Legacy of North Wilkesboro Is More than NASCAR, Moonshiners and Junior Johnson
Now, 75 years after North Wilkesboro Speedway opened, the old track will live again this weekend.
After a huge refurbishing project, the once-rundown and abandoned track is both new and “old” again.
It's the best parts of its moonshine-soaked, old-racer history preserved even as owner Speedway Motorsports tore away the decay and ruin.
When noted journalist and historian Tom Wolfe accepted an assignment from Esquire magazine in the mid-1960s to write about stock car racing, he targeted driver Junior Johnson and North Wilkesboro Speedway as subjects for his typewriter.
This was perfectly done.
Although the giant Daytona International Speedway had been open for six years and NASCAR’s march toward bigger tracks was accelerating, tiny and isolated North Wilkesboro and its local hero—the drawling, brawling Junior Johnson who drove race cars and hauled moonshine in equally talented ways—were ideal representatives of the sport.
In one of the most famous long-form magazine pieces of the 20th century—“The Last American Hero is Junior Johnson. Yes!”—Wolfe set off on a 20,000-word journey to explain this mostly regional sport of fast drivers and faster cars to the masses. He drove to North Wilkesboro on a race day, and this is some of what he saw:
“Sunday! Racing day! Sunday is no longer a big church day in the South. A man can’t very well go to eleven o’clock service and still expect to get to a two-o’clock stock-car race, unless he wants to get into the biggest traffic jam in the history of creation, and that goes for North Wilkesboro, North Carolina, same as Atlanta and Charlotte.
“Seventeen thousand people, me included, all of us driving out Route 421, out to the stock-car races at the North Wilkesboro Speedway, 17,000 going out to a five-eighths-mile stock-car track with a Coca-Cola sign out front.”
Now, 75 years after North Wilkesboro Speedway opened and almost 60 years after Wolfe’s article enhanced stock car racing’s national exposure, the old track will live again this weekend.
After a huge refurbishing project, the once-rundown and abandoned track is both new and “old” again, the best parts of its moonshine-soaked, old-racer history preserved even as owner Speedway Motorsports tore away the decay and ruin.
Fans attending the NASCAR All-Star Race will see North Wilkesboro much as it was in its glory days, with identification of NASCAR sponsor and savior Winston dotting the grounds and ghosts of the late Junior Johnson—almost a cult figure locally—lurking outside the turns.

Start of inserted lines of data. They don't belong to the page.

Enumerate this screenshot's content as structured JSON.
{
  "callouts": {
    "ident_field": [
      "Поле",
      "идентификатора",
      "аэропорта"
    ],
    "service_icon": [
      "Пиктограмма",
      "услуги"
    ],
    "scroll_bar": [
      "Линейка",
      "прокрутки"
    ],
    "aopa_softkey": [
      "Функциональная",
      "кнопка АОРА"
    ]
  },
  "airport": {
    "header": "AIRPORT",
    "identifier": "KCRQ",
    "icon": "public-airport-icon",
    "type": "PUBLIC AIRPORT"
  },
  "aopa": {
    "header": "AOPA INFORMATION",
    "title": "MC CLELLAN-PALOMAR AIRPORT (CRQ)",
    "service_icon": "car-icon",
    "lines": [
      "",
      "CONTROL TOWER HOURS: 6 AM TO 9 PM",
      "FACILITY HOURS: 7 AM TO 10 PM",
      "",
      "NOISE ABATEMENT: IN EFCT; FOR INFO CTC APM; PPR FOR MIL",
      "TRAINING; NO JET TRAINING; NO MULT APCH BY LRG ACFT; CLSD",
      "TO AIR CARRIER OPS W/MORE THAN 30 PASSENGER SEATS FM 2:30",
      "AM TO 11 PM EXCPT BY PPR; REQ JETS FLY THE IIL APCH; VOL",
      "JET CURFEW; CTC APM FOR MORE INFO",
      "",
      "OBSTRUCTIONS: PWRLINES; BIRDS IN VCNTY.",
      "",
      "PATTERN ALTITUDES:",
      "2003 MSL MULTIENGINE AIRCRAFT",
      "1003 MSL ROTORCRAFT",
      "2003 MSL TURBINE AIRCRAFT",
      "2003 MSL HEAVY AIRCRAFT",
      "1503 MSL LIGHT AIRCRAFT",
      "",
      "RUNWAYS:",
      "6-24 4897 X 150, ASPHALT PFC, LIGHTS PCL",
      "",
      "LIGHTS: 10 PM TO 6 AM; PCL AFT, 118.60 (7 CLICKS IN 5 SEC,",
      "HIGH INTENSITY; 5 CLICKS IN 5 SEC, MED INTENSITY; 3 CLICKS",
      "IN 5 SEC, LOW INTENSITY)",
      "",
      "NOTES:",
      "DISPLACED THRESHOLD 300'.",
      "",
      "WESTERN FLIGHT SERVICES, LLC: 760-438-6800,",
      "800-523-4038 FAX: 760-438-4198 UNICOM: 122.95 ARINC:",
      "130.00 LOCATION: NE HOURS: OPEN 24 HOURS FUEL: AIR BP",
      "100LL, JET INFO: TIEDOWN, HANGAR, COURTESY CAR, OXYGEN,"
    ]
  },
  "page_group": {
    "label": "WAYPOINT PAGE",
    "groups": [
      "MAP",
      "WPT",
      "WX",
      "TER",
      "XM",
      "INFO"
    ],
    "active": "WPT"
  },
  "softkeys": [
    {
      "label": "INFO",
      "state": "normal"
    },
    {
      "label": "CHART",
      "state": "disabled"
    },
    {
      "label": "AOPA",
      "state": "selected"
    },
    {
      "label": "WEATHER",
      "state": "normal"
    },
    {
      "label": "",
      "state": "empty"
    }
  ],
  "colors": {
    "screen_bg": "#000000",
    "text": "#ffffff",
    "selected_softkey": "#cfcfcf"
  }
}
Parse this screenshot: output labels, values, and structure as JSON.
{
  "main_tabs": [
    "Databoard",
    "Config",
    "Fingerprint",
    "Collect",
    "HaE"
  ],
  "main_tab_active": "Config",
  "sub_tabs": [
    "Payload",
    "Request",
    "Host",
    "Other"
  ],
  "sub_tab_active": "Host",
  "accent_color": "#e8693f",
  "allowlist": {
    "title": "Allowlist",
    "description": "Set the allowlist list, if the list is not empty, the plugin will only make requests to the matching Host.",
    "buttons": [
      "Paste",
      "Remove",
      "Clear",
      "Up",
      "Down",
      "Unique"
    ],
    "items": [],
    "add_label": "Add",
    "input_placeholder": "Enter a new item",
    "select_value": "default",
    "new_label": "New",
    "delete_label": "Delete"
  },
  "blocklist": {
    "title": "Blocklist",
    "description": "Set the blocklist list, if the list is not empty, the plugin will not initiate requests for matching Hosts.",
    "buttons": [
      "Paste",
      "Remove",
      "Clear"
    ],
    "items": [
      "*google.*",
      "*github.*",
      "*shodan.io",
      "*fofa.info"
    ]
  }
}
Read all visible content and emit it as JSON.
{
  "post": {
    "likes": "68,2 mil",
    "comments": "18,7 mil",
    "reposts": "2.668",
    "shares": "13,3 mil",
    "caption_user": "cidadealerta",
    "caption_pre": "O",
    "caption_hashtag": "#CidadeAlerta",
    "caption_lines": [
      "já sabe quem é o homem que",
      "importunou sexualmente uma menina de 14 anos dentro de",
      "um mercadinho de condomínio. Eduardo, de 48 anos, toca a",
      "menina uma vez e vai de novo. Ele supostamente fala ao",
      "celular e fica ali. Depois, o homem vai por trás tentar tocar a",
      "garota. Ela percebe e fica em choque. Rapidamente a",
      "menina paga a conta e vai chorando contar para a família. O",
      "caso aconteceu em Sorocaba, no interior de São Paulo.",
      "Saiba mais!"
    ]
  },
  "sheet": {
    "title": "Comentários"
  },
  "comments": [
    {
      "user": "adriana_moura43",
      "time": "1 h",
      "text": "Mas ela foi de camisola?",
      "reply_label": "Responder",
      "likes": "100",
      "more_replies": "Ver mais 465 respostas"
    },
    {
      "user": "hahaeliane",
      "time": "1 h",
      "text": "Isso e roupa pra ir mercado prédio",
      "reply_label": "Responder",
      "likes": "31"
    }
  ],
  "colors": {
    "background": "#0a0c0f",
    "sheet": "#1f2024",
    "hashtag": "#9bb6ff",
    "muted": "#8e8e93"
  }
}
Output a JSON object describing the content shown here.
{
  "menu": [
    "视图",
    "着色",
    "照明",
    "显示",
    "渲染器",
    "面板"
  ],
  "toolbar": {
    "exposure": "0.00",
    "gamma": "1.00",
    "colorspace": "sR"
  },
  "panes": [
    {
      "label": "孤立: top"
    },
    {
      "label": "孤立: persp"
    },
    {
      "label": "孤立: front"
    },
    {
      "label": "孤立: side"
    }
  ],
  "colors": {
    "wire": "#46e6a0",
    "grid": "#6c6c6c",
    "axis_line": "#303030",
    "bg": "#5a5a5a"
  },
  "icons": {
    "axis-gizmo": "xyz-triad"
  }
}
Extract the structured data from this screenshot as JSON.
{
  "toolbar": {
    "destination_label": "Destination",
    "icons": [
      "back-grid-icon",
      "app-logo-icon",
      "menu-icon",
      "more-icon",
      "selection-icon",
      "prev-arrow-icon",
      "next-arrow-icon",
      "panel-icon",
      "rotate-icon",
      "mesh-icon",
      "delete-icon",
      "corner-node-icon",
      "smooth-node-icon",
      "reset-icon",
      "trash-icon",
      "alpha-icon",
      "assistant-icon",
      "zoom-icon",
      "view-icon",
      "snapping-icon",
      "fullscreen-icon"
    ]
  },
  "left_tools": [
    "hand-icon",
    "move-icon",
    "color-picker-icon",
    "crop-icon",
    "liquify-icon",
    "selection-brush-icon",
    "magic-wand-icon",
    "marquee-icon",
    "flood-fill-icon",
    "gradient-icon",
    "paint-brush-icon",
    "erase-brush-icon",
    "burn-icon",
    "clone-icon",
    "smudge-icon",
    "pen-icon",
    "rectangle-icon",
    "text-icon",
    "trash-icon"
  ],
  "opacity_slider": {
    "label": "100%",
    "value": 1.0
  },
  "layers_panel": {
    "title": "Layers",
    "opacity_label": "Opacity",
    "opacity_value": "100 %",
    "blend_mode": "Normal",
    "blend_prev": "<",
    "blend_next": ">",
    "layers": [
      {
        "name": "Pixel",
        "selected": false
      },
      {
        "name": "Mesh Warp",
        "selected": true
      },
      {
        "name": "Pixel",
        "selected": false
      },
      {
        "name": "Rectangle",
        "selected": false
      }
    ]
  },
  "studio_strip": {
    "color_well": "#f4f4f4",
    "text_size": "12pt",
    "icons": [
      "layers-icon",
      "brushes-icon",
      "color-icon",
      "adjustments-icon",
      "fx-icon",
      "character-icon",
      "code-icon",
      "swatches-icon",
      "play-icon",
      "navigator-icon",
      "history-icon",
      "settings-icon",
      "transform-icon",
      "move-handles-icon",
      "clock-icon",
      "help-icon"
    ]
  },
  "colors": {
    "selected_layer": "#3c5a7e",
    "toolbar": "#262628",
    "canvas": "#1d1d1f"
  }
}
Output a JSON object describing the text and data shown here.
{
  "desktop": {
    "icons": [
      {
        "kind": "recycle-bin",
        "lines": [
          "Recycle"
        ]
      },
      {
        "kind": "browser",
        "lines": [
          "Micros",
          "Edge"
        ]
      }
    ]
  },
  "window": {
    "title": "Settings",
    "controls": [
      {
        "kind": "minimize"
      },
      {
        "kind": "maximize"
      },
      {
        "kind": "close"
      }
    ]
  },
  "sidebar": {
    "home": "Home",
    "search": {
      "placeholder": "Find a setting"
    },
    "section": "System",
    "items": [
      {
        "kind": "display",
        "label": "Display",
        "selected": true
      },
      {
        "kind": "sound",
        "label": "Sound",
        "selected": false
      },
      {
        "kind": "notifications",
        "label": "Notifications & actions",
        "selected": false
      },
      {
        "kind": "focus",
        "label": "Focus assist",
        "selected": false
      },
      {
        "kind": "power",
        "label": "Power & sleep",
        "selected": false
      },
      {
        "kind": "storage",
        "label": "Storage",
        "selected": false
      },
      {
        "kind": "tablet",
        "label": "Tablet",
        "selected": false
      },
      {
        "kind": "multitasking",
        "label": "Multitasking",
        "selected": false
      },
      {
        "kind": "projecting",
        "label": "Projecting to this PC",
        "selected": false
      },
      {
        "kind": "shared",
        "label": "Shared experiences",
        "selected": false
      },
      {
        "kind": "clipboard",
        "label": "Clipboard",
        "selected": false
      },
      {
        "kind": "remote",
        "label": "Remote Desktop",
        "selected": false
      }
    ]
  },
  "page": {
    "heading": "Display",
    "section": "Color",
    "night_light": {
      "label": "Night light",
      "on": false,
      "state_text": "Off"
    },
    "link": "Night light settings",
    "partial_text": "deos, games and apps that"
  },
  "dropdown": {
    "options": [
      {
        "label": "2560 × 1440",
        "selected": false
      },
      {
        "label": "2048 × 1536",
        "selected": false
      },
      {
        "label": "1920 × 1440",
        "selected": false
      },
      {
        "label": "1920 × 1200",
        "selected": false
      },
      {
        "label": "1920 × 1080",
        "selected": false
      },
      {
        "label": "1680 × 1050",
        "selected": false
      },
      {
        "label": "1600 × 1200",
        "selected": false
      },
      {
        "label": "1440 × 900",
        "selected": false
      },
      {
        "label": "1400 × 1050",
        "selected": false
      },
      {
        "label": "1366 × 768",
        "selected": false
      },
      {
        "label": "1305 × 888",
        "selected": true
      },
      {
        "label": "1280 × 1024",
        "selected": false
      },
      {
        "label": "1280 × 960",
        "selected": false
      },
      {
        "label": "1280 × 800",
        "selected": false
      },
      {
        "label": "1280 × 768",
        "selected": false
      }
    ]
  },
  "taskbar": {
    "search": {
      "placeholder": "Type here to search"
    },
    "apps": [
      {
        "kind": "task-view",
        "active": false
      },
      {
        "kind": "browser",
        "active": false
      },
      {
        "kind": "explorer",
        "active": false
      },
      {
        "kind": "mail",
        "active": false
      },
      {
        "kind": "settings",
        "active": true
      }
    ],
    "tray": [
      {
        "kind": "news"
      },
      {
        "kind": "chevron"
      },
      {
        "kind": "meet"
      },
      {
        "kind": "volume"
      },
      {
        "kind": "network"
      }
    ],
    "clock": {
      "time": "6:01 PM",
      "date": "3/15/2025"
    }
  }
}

“We looked at it as a home track, but Junior lived there,” said Richard Childress, who both drove at NWS and delivered cars there that won for Dale Earnhardt. “If you beat Junior Johnson’s car there, you had done something.”
Johnson grew up in the nearby Brushy Mountains and learned to drive fast by hauling illegal moonshine for his father. Some of those skills transferred to stock car racing, making Junior one of the stars of the sport’s pioneer years and one of the first five men to go into the NASCAR Hall of Fame. One of the speedway grandstands was designated the Junior Johnson Grandstand for the track’s revival.
It is no surprise then, and actually quite appropriate, that the trophy awaiting the winner of this year's All-Star Race is a modified version of a moonshine still—heavy with copper and symbolism.
No other NASCAR track is as linked to the flow of moonshine as North Wilkesboro. Johnson lived in the neighborhood, and that was reason enough to tie ’shine to his home track. In deep hollows—or “hollers” to use local jargon—in the mountains, illegal liquor was a cash crop for decades. Some say it’s still possible to stumble across a still while roaming through the backwoods. Track founder Enoch Staley is said to have buried cash in ’shine jars in his backyard.
For years, before North Wilkesboro ran its final Cup Series race in 1996, sports writers and prominent visitors left the track with a unique gift—a bottle of local moonshine.
There is no record as to whether Wolfe was a recipient.